The debate rages on about whether allowing the statues to remain means we are honoring those leaders’s outdated beliefs, but now there’s also a new question at hand: when the statues fall, what exactly do we do with them?

For some international insight, we can look to a sculpture park in Russia called Muzeon, also known as the Fallen Monument Park. It began with a single statue of Felix Dzerzhinsky, founder of the Soviet Union’s feared secret police, whose likeness was pulled down by protestors in 1991 and dumped in a vacant lot. Soon after that, other historical figures were taken down and added to the statue graveyard. It wasn’t long before fun, contemporary statues representing fairy tale characters and literary figures (taken down for myriad reasons) also started being added to the mix. Today, the once vacant lot has officially become part of the famed Gorky Park, where citizens stroll, picnic, and nap.

It seems that Russians feel the statue cemetery represents the deeper, darker parts of a history peppered with regime changes. For a time, rage and desperation had the country erasing remnants of communism altogether, but once the Soviet Union fell, new hardships and everyday life took the steam out of the movement, and the statues were mostly left alone.

Although Russians recognize that these leaders did unconscionable acts, they don’t feel the history can or should be erased entirely by destroying the statues that represent previous eras.

“It’s one thing what statues mean when they are in conspicuous sites, in main squares and big streets,” says Masha Lipman, a political analyst who has studied Russia’s changing relationship to its monuments. “It’s quite another thing when statues like that are collected among many others in a park.”

One historically relevant example is the pink granite statue of Stalin, standing tall with a broken nose as a result of its original dismantling. In an anti-Stalin statement, an installation of 282 stone heads in a cage by sculptor Yevgeny Chubarov symbolizes the Soviet dictator’s countless victims. Chubarov donated the work to Muzeon on the condition it be displayed right next to Stalin. Together, the juxtaposing works tell a story of a history that can’t simply be erased by destroying one statue.

“I consider these sculptures to be part of our history,” says Artyom Golbin, a park guide and historian. “The history of Russia — and any other country — has different periods, some of them bad, some of them good. Still, we have to remember them, and these sculptures are an important reminder of Soviet times.”

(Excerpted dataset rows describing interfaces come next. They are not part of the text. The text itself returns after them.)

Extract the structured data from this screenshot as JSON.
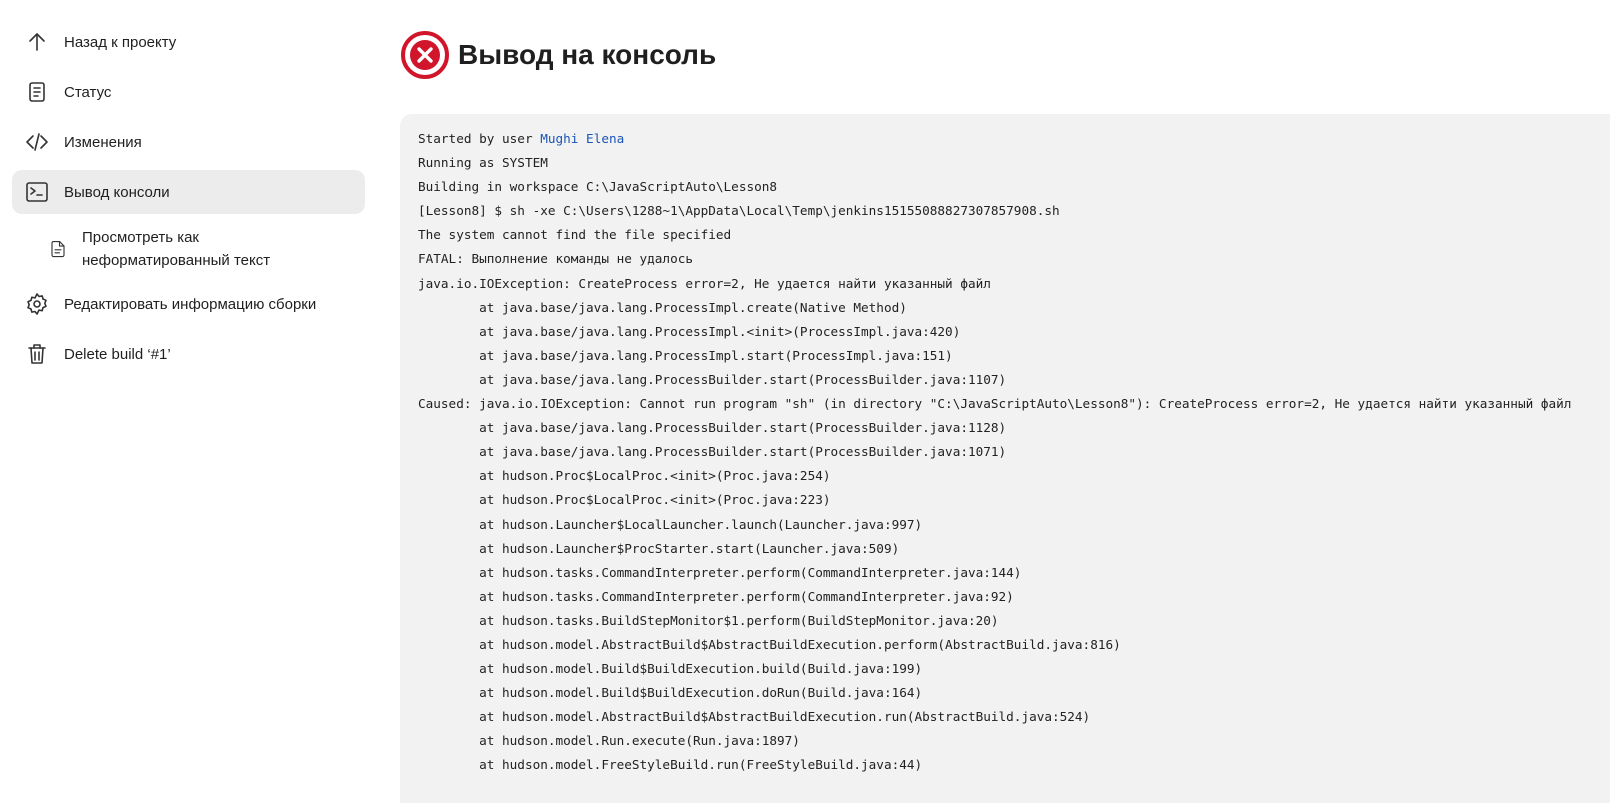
{
  "sidebar": {
    "items": [
      {
        "label": "Назад к проекту",
        "icon": "arrow-up-icon"
      },
      {
        "label": "Статус",
        "icon": "document-icon"
      },
      {
        "label": "Изменения",
        "icon": "code-icon"
      },
      {
        "label": "Вывод консоли",
        "icon": "terminal-icon",
        "active": true
      },
      {
        "label": "Редактировать информацию сборки",
        "icon": "gear-icon"
      },
      {
        "label": "Delete build ‘#1’",
        "icon": "trash-icon"
      }
    ],
    "subitem": {
      "label_line1": "Просмотреть как",
      "label_line2": "неформатированный текст",
      "icon": "file-icon"
    }
  },
  "header": {
    "title": "Вывод на консоль",
    "status_icon": "failure-icon",
    "status_color": "#d1152b"
  },
  "console": {
    "started_prefix": "Started by user ",
    "user_link": "Mughi Elena",
    "lines": [
      "Running as SYSTEM",
      "Building in workspace C:\\JavaScriptAuto\\Lesson8",
      "[Lesson8] $ sh -xe C:\\Users\\1288~1\\AppData\\Local\\Temp\\jenkins15155088827307857908.sh",
      "The system cannot find the file specified",
      "FATAL: Выполнение команды не удалось",
      "java.io.IOException: CreateProcess error=2, Не удается найти указанный файл",
      "        at java.base/java.lang.ProcessImpl.create(Native Method)",
      "        at java.base/java.lang.ProcessImpl.<init>(ProcessImpl.java:420)",
      "        at java.base/java.lang.ProcessImpl.start(ProcessImpl.java:151)",
      "        at java.base/java.lang.ProcessBuilder.start(ProcessBuilder.java:1107)",
      "Caused: java.io.IOException: Cannot run program \"sh\" (in directory \"C:\\JavaScriptAuto\\Lesson8\"): CreateProcess error=2, Не удается найти указанный файл",
      "        at java.base/java.lang.ProcessBuilder.start(ProcessBuilder.java:1128)",
      "        at java.base/java.lang.ProcessBuilder.start(ProcessBuilder.java:1071)",
      "        at hudson.Proc$LocalProc.<init>(Proc.java:254)",
      "        at hudson.Proc$LocalProc.<init>(Proc.java:223)",
      "        at hudson.Launcher$LocalLauncher.launch(Launcher.java:997)",
      "        at hudson.Launcher$ProcStarter.start(Launcher.java:509)",
      "        at hudson.tasks.CommandInterpreter.perform(CommandInterpreter.java:144)",
      "        at hudson.tasks.CommandInterpreter.perform(CommandInterpreter.java:92)",
      "        at hudson.tasks.BuildStepMonitor$1.perform(BuildStepMonitor.java:20)",
      "        at hudson.model.AbstractBuild$AbstractBuildExecution.perform(AbstractBuild.java:816)",
      "        at hudson.model.Build$BuildExecution.build(Build.java:199)",
      "        at hudson.model.Build$BuildExecution.doRun(Build.java:164)",
      "        at hudson.model.AbstractBuild$AbstractBuildExecution.run(AbstractBuild.java:524)",
      "        at hudson.model.Run.execute(Run.java:1897)",
      "        at hudson.model.FreeStyleBuild.run(FreeStyleBuild.java:44)"
    ]
  }
}
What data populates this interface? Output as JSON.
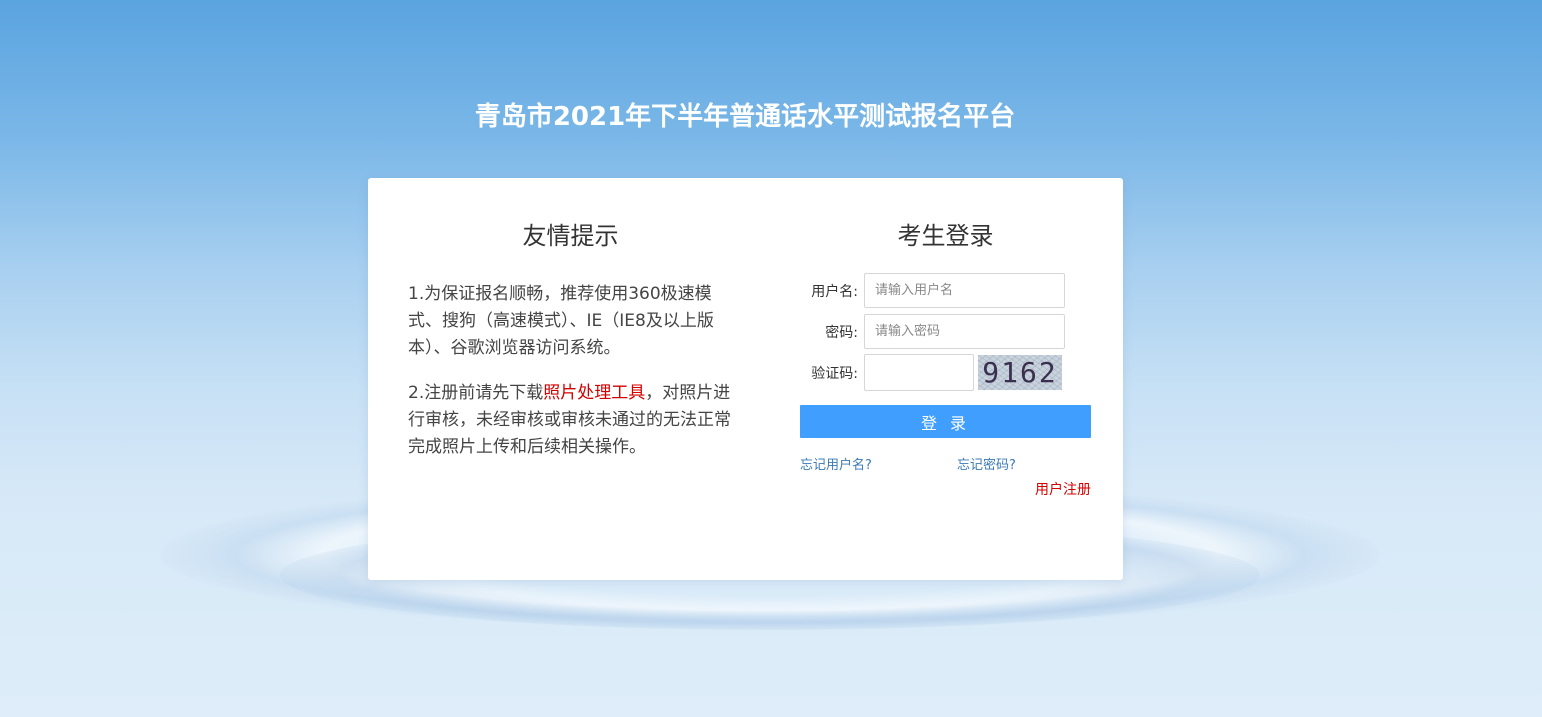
{
  "site": {
    "title": "青岛市2021年下半年普通话水平测试报名平台"
  },
  "tips": {
    "title": "友情提示",
    "item1": "1.为保证报名顺畅，推荐使用360极速模式、搜狗（高速模式）、IE（IE8及以上版本）、谷歌浏览器访问系统。",
    "item2_before": "2.注册前请先下载",
    "item2_link": "照片处理工具",
    "item2_after": "，对照片进行审核，未经审核或审核未通过的无法正常完成照片上传和后续相关操作。"
  },
  "login": {
    "title": "考生登录",
    "username_label": "用户名:",
    "username_placeholder": "请输入用户名",
    "password_label": "密码:",
    "password_placeholder": "请输入密码",
    "captcha_label": "验证码:",
    "captcha_value": "",
    "captcha_text": "9162",
    "submit_label": "登 录",
    "forgot_username": "忘记用户名?",
    "forgot_password": "忘记密码?",
    "register": "用户注册"
  },
  "colors": {
    "accent": "#409eff",
    "link": "#3a7ab5",
    "highlight": "#d40000"
  }
}
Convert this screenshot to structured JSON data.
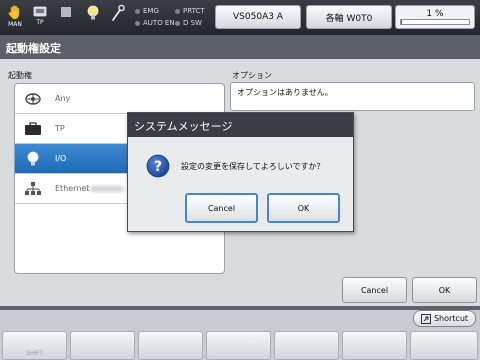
{
  "topbar": {
    "icons": [
      {
        "name": "hand-icon",
        "caption": "MAN"
      },
      {
        "name": "teach-pendant-icon",
        "caption": "TP"
      },
      {
        "name": "stop-square-icon",
        "caption": ""
      },
      {
        "name": "bulb-icon",
        "caption": ""
      },
      {
        "name": "wrench-icon",
        "caption": ""
      }
    ],
    "status": {
      "emg": "EMG",
      "prtct": "PRTCT",
      "auto_en": "AUTO EN",
      "d_sw": "D SW"
    },
    "robot_label": "VS050A3 A",
    "axis_label": "各軸 W0T0",
    "speed_text": "1 %",
    "speed_fraction": 0.01
  },
  "title": "起動権設定",
  "list": {
    "label": "起動権",
    "items": [
      {
        "label": "Any",
        "icon": "globe-icon"
      },
      {
        "label": "TP",
        "icon": "teach-pendant-icon"
      },
      {
        "label": "I/O",
        "icon": "bulb-icon"
      },
      {
        "label": "Ethernet",
        "icon": "network-icon"
      }
    ]
  },
  "option": {
    "label": "オプション",
    "text": "オプションはありません。"
  },
  "dialog": {
    "title": "システムメッセージ",
    "message": "設定の変更を保存してよろしいですか？",
    "cancel": "Cancel",
    "ok": "OK"
  },
  "actions": {
    "cancel": "Cancel",
    "ok": "OK"
  },
  "shortcut": "Shortcut",
  "fkeys": [
    "SHIFT",
    "",
    "",
    "",
    "",
    "",
    ""
  ],
  "colors": {
    "selection": "#2a78c2",
    "dialog_title": "#3a3d42",
    "focus_border": "#4a84c9"
  }
}
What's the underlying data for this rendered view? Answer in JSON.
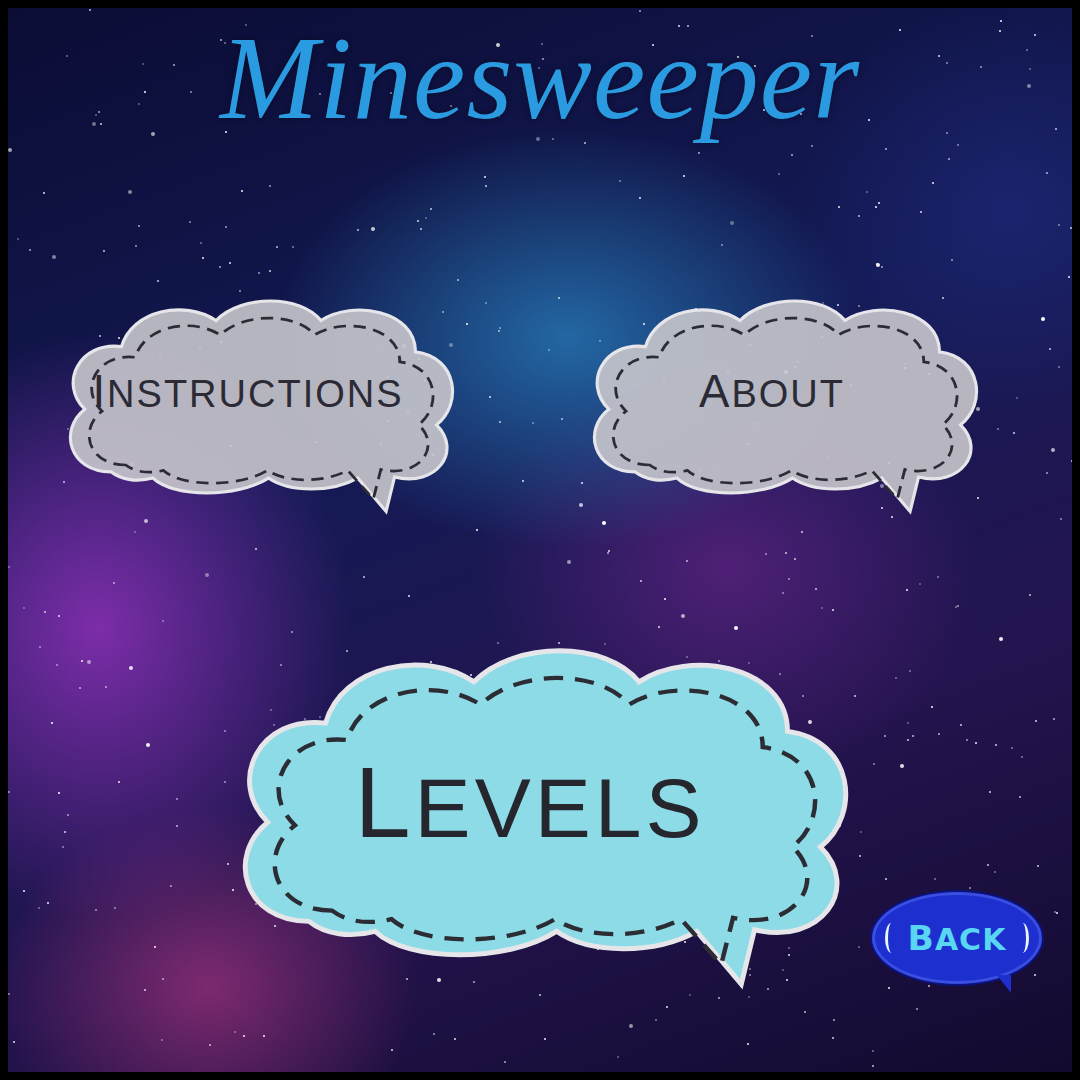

“The Russian experience should give some food for thought to those who are engaged in toppling statues in the U.S. these days,” adds Lipman. “Fighting with symbols of the past does not necessarily help solve problems of the present.”